_Data section:_
■ ■ ■ ■

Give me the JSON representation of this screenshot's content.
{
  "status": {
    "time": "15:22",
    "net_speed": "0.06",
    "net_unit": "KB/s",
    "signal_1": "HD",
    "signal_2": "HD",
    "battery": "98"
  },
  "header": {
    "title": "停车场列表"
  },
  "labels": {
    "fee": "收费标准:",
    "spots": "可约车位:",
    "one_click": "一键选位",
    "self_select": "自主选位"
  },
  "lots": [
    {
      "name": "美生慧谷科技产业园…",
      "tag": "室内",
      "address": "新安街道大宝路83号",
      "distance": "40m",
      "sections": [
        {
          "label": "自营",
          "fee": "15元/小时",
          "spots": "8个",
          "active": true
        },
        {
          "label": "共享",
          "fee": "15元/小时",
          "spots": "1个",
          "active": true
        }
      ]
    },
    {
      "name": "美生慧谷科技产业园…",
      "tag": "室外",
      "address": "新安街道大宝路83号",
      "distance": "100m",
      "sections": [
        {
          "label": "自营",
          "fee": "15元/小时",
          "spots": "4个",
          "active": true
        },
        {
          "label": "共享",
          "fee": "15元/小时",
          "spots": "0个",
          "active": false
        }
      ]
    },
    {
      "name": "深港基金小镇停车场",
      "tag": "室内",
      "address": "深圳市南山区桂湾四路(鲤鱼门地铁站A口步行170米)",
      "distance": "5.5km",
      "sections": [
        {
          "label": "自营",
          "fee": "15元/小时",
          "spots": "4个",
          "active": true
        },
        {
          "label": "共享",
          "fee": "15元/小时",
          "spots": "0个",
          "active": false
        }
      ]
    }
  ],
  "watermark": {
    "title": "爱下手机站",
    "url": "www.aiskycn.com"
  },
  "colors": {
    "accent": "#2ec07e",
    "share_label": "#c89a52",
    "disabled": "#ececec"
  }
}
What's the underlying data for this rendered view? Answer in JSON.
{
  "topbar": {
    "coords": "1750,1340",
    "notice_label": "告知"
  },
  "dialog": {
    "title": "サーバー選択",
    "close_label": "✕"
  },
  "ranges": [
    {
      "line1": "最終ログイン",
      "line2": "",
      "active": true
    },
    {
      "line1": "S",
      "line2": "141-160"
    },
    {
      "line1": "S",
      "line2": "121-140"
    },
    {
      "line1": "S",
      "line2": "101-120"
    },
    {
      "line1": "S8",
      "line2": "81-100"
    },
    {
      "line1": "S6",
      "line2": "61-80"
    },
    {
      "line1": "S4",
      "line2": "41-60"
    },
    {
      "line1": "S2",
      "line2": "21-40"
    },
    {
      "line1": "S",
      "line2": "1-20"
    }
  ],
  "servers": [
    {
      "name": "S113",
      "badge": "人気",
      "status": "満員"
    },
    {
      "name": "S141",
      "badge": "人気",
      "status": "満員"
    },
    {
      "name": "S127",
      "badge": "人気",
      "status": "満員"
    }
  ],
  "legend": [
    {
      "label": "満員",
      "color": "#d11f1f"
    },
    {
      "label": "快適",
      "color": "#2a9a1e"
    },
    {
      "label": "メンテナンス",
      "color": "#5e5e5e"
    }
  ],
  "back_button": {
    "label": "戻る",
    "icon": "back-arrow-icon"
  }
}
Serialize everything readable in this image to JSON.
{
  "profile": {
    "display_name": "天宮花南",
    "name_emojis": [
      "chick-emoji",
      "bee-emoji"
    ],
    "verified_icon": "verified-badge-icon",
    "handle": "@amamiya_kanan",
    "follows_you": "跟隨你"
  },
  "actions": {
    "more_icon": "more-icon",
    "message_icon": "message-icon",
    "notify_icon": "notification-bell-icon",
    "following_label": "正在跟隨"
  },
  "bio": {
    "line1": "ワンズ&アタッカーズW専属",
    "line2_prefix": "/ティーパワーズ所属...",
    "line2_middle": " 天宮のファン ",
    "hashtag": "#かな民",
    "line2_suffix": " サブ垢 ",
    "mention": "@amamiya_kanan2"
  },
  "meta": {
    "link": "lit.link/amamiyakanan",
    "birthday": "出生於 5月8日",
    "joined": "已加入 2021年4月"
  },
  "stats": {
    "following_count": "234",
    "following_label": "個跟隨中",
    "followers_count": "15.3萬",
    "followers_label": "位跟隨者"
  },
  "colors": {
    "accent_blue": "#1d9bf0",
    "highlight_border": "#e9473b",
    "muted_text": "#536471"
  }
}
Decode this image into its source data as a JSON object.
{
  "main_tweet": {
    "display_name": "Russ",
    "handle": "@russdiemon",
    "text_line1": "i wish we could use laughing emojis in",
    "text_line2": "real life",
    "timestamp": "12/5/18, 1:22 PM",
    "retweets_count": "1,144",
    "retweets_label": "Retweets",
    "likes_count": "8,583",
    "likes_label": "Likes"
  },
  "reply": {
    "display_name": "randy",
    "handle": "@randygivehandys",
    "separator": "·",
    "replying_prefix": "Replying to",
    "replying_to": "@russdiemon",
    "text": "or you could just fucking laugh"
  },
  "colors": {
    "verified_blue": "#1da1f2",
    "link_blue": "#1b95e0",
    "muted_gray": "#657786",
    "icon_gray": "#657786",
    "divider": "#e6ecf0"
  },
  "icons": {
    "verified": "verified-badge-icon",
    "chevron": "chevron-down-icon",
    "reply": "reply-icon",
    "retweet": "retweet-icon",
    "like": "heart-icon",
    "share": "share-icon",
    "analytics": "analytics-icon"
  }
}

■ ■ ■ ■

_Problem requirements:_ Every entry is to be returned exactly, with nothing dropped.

_Problem solution:_
Give me the JSON representation of this screenshot's content.
{
  "status": {
    "time": "15:22",
    "net_speed": "0.06",
    "net_unit": "KB/s",
    "signal_1": "HD",
    "signal_2": "HD",
    "battery": "98"
  },
  "header": {
    "title": "停车场列表"
  },
  "labels": {
    "fee": "收费标准:",
    "spots": "可约车位:",
    "one_click": "一键选位",
    "self_select": "自主选位"
  },
  "lots": [
    {
      "name": "美生慧谷科技产业园…",
      "tag": "室内",
      "address": "新安街道大宝路83号",
      "distance": "40m",
      "sections": [
        {
          "label": "自营",
          "fee": "15元/小时",
          "spots": "8个",
          "active": true
        },
        {
          "label": "共享",
          "fee": "15元/小时",
          "spots": "1个",
          "active": true
        }
      ]
    },
    {
      "name": "美生慧谷科技产业园…",
      "tag": "室外",
      "address": "新安街道大宝路83号",
      "distance": "100m",
      "sections": [
        {
          "label": "自营",
          "fee": "15元/小时",
          "spots": "4个",
          "active": true
        },
        {
          "label": "共享",
          "fee": "15元/小时",
          "spots": "0个",
          "active": false
        }
      ]
    },
    {
      "name": "深港基金小镇停车场",
      "tag": "室内",
      "address": "深圳市南山区桂湾四路(鲤鱼门地铁站A口步行170米)",
      "distance": "5.5km",
      "sections": [
        {
          "label": "自营",
          "fee": "15元/小时",
          "spots": "4个",
          "active": true
        },
        {
          "label": "共享",
          "fee": "15元/小时",
          "spots": "0个",
          "active": false
        }
      ]
    }
  ],
  "watermark": {
    "title": "爱下手机站",
    "url": "www.aiskycn.com"
  },
  "colors": {
    "accent": "#2ec07e",
    "share_label": "#c89a52",
    "disabled": "#ececec"
  }
}
What's the underlying data for this rendered view? Answer in JSON.
{
  "topbar": {
    "coords": "1750,1340",
    "notice_label": "告知"
  },
  "dialog": {
    "title": "サーバー選択",
    "close_label": "✕"
  },
  "ranges": [
    {
      "line1": "最終ログイン",
      "line2": "",
      "active": true
    },
    {
      "line1": "S",
      "line2": "141-160"
    },
    {
      "line1": "S",
      "line2": "121-140"
    },
    {
      "line1": "S",
      "line2": "101-120"
    },
    {
      "line1": "S8",
      "line2": "81-100"
    },
    {
      "line1": "S6",
      "line2": "61-80"
    },
    {
      "line1": "S4",
      "line2": "41-60"
    },
    {
      "line1": "S2",
      "line2": "21-40"
    },
    {
      "line1": "S",
      "line2": "1-20"
    }
  ],
  "servers": [
    {
      "name": "S113",
      "badge": "人気",
      "status": "満員"
    },
    {
      "name": "S141",
      "badge": "人気",
      "status": "満員"
    },
    {
      "name": "S127",
      "badge": "人気",
      "status": "満員"
    }
  ],
  "legend": [
    {
      "label": "満員",
      "color": "#d11f1f"
    },
    {
      "label": "快適",
      "color": "#2a9a1e"
    },
    {
      "label": "メンテナンス",
      "color": "#5e5e5e"
    }
  ],
  "back_button": {
    "label": "戻る",
    "icon": "back-arrow-icon"
  }
}
Serialize everything readable in this image to JSON.
{
  "profile": {
    "display_name": "天宮花南",
    "name_emojis": [
      "chick-emoji",
      "bee-emoji"
    ],
    "verified_icon": "verified-badge-icon",
    "handle": "@amamiya_kanan",
    "follows_you": "跟隨你"
  },
  "actions": {
    "more_icon": "more-icon",
    "message_icon": "message-icon",
    "notify_icon": "notification-bell-icon",
    "following_label": "正在跟隨"
  },
  "bio": {
    "line1": "ワンズ&アタッカーズW専属",
    "line2_prefix": "/ティーパワーズ所属...",
    "line2_middle": " 天宮のファン ",
    "hashtag": "#かな民",
    "line2_suffix": " サブ垢 ",
    "mention": "@amamiya_kanan2"
  },
  "meta": {
    "link": "lit.link/amamiyakanan",
    "birthday": "出生於 5月8日",
    "joined": "已加入 2021年4月"
  },
  "stats": {
    "following_count": "234",
    "following_label": "個跟隨中",
    "followers_count": "15.3萬",
    "followers_label": "位跟隨者"
  },
  "colors": {
    "accent_blue": "#1d9bf0",
    "highlight_border": "#e9473b",
    "muted_text": "#536471"
  }
}
Decode this image into its source data as a JSON object.
{
  "main_tweet": {
    "display_name": "Russ",
    "handle": "@russdiemon",
    "text_line1": "i wish we could use laughing emojis in",
    "text_line2": "real life",
    "timestamp": "12/5/18, 1:22 PM",
    "retweets_count": "1,144",
    "retweets_label": "Retweets",
    "likes_count": "8,583",
    "likes_label": "Likes"
  },
  "reply": {
    "display_name": "randy",
    "handle": "@randygivehandys",
    "separator": "·",
    "replying_prefix": "Replying to",
    "replying_to": "@russdiemon",
    "text": "or you could just fucking laugh"
  },
  "colors": {
    "verified_blue": "#1da1f2",
    "link_blue": "#1b95e0",
    "muted_gray": "#657786",
    "icon_gray": "#657786",
    "divider": "#e6ecf0"
  },
  "icons": {
    "verified": "verified-badge-icon",
    "chevron": "chevron-down-icon",
    "reply": "reply-icon",
    "retweet": "retweet-icon",
    "like": "heart-icon",
    "share": "share-icon",
    "analytics": "analytics-icon"
  }
}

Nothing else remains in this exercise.